What the exercise asks — Reproduce the data below in full and to the letter, images excepted.

*** Listed entries

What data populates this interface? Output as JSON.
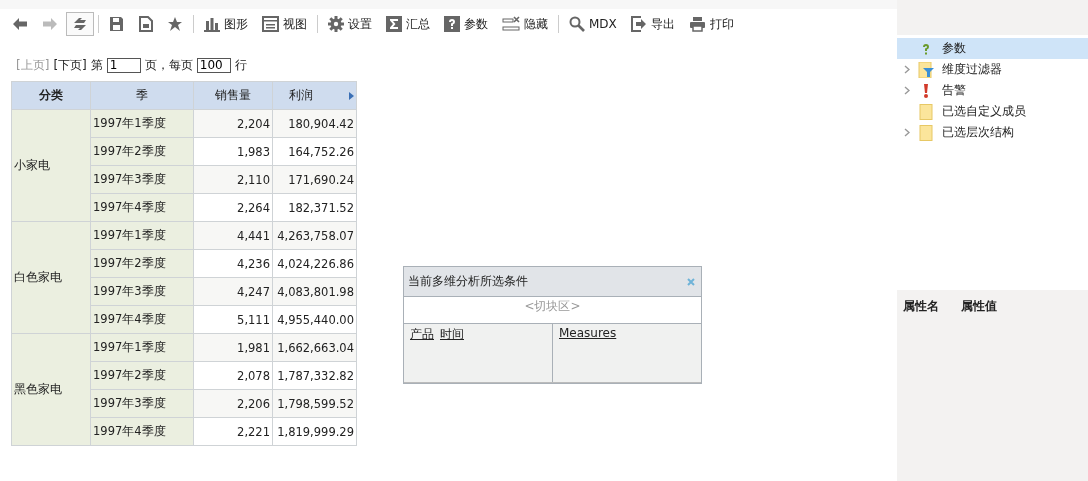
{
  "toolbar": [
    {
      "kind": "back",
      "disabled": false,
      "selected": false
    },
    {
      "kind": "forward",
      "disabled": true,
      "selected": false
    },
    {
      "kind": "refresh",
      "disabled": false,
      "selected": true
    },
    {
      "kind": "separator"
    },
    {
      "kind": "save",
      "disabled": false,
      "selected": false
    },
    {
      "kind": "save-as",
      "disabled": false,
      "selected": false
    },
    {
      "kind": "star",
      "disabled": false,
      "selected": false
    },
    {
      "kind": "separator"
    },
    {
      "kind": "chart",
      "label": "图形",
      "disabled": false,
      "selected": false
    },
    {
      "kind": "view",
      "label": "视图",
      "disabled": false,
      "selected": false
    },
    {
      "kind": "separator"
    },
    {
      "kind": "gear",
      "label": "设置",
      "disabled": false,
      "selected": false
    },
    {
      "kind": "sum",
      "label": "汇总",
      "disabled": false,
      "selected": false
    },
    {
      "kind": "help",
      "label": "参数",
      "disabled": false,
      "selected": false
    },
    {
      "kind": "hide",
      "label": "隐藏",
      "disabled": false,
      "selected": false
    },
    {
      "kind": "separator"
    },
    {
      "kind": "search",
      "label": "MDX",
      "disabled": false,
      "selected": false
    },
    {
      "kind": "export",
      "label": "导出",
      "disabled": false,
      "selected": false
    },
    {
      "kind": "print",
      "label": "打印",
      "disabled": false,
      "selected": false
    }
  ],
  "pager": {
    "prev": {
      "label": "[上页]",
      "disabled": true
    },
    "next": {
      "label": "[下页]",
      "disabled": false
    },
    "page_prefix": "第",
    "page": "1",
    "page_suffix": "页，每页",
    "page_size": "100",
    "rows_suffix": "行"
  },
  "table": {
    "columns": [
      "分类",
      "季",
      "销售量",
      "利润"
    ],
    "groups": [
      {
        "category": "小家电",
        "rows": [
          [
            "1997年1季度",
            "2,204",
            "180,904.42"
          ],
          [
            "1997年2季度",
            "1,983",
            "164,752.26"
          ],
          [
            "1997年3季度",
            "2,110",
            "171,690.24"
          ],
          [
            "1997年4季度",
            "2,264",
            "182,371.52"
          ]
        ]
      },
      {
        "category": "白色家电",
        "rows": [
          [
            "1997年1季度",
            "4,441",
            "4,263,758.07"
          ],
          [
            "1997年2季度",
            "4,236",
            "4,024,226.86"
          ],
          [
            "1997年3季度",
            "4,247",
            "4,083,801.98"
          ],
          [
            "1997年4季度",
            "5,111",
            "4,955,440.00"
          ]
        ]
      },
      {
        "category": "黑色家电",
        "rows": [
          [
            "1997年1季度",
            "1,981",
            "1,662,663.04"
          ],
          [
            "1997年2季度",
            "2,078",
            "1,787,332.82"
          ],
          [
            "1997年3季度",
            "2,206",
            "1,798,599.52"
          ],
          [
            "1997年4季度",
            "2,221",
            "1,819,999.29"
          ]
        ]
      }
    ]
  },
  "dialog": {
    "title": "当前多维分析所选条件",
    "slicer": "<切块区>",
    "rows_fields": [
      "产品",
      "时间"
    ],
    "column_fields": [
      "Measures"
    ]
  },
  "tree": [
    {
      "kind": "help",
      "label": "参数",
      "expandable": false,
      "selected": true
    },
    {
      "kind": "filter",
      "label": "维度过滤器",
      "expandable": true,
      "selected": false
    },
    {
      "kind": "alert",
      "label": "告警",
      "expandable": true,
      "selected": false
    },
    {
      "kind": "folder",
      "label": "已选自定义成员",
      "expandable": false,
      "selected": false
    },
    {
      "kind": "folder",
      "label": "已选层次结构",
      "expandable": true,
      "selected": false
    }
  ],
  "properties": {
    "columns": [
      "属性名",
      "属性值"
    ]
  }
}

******

Response area —
What data populates this interface? Output as JSON.
{
  "toolbar": [
    {
      "kind": "back",
      "disabled": false,
      "selected": false
    },
    {
      "kind": "forward",
      "disabled": true,
      "selected": false
    },
    {
      "kind": "refresh",
      "disabled": false,
      "selected": true
    },
    {
      "kind": "separator"
    },
    {
      "kind": "save",
      "disabled": false,
      "selected": false
    },
    {
      "kind": "save-as",
      "disabled": false,
      "selected": false
    },
    {
      "kind": "star",
      "disabled": false,
      "selected": false
    },
    {
      "kind": "separator"
    },
    {
      "kind": "chart",
      "label": "图形",
      "disabled": false,
      "selected": false
    },
    {
      "kind": "view",
      "label": "视图",
      "disabled": false,
      "selected": false
    },
    {
      "kind": "separator"
    },
    {
      "kind": "gear",
      "label": "设置",
      "disabled": false,
      "selected": false
    },
    {
      "kind": "sum",
      "label": "汇总",
      "disabled": false,
      "selected": false
    },
    {
      "kind": "help",
      "label": "参数",
      "disabled": false,
      "selected": false
    },
    {
      "kind": "hide",
      "label": "隐藏",
      "disabled": false,
      "selected": false
    },
    {
      "kind": "separator"
    },
    {
      "kind": "search",
      "label": "MDX",
      "disabled": false,
      "selected": false
    },
    {
      "kind": "export",
      "label": "导出",
      "disabled": false,
      "selected": false
    },
    {
      "kind": "print",
      "label": "打印",
      "disabled": false,
      "selected": false
    }
  ],
  "pager": {
    "prev": {
      "label": "[上页]",
      "disabled": true
    },
    "next": {
      "label": "[下页]",
      "disabled": false
    },
    "page_prefix": "第",
    "page": "1",
    "page_suffix": "页，每页",
    "page_size": "100",
    "rows_suffix": "行"
  },
  "table": {
    "columns": [
      "分类",
      "季",
      "销售量",
      "利润"
    ],
    "groups": [
      {
        "category": "小家电",
        "rows": [
          [
            "1997年1季度",
            "2,204",
            "180,904.42"
          ],
          [
            "1997年2季度",
            "1,983",
            "164,752.26"
          ],
          [
            "1997年3季度",
            "2,110",
            "171,690.24"
          ],
          [
            "1997年4季度",
            "2,264",
            "182,371.52"
          ]
        ]
      },
      {
        "category": "白色家电",
        "rows": [
          [
            "1997年1季度",
            "4,441",
            "4,263,758.07"
          ],
          [
            "1997年2季度",
            "4,236",
            "4,024,226.86"
          ],
          [
            "1997年3季度",
            "4,247",
            "4,083,801.98"
          ],
          [
            "1997年4季度",
            "5,111",
            "4,955,440.00"
          ]
        ]
      },
      {
        "category": "黑色家电",
        "rows": [
          [
            "1997年1季度",
            "1,981",
            "1,662,663.04"
          ],
          [
            "1997年2季度",
            "2,078",
            "1,787,332.82"
          ],
          [
            "1997年3季度",
            "2,206",
            "1,798,599.52"
          ],
          [
            "1997年4季度",
            "2,221",
            "1,819,999.29"
          ]
        ]
      }
    ]
  },
  "dialog": {
    "title": "当前多维分析所选条件",
    "slicer": "<切块区>",
    "rows_fields": [
      "产品",
      "时间"
    ],
    "column_fields": [
      "Measures"
    ]
  },
  "tree": [
    {
      "kind": "help",
      "label": "参数",
      "expandable": false,
      "selected": true
    },
    {
      "kind": "filter",
      "label": "维度过滤器",
      "expandable": true,
      "selected": false
    },
    {
      "kind": "alert",
      "label": "告警",
      "expandable": true,
      "selected": false
    },
    {
      "kind": "folder",
      "label": "已选自定义成员",
      "expandable": false,
      "selected": false
    },
    {
      "kind": "folder",
      "label": "已选层次结构",
      "expandable": true,
      "selected": false
    }
  ],
  "properties": {
    "columns": [
      "属性名",
      "属性值"
    ]
  }
}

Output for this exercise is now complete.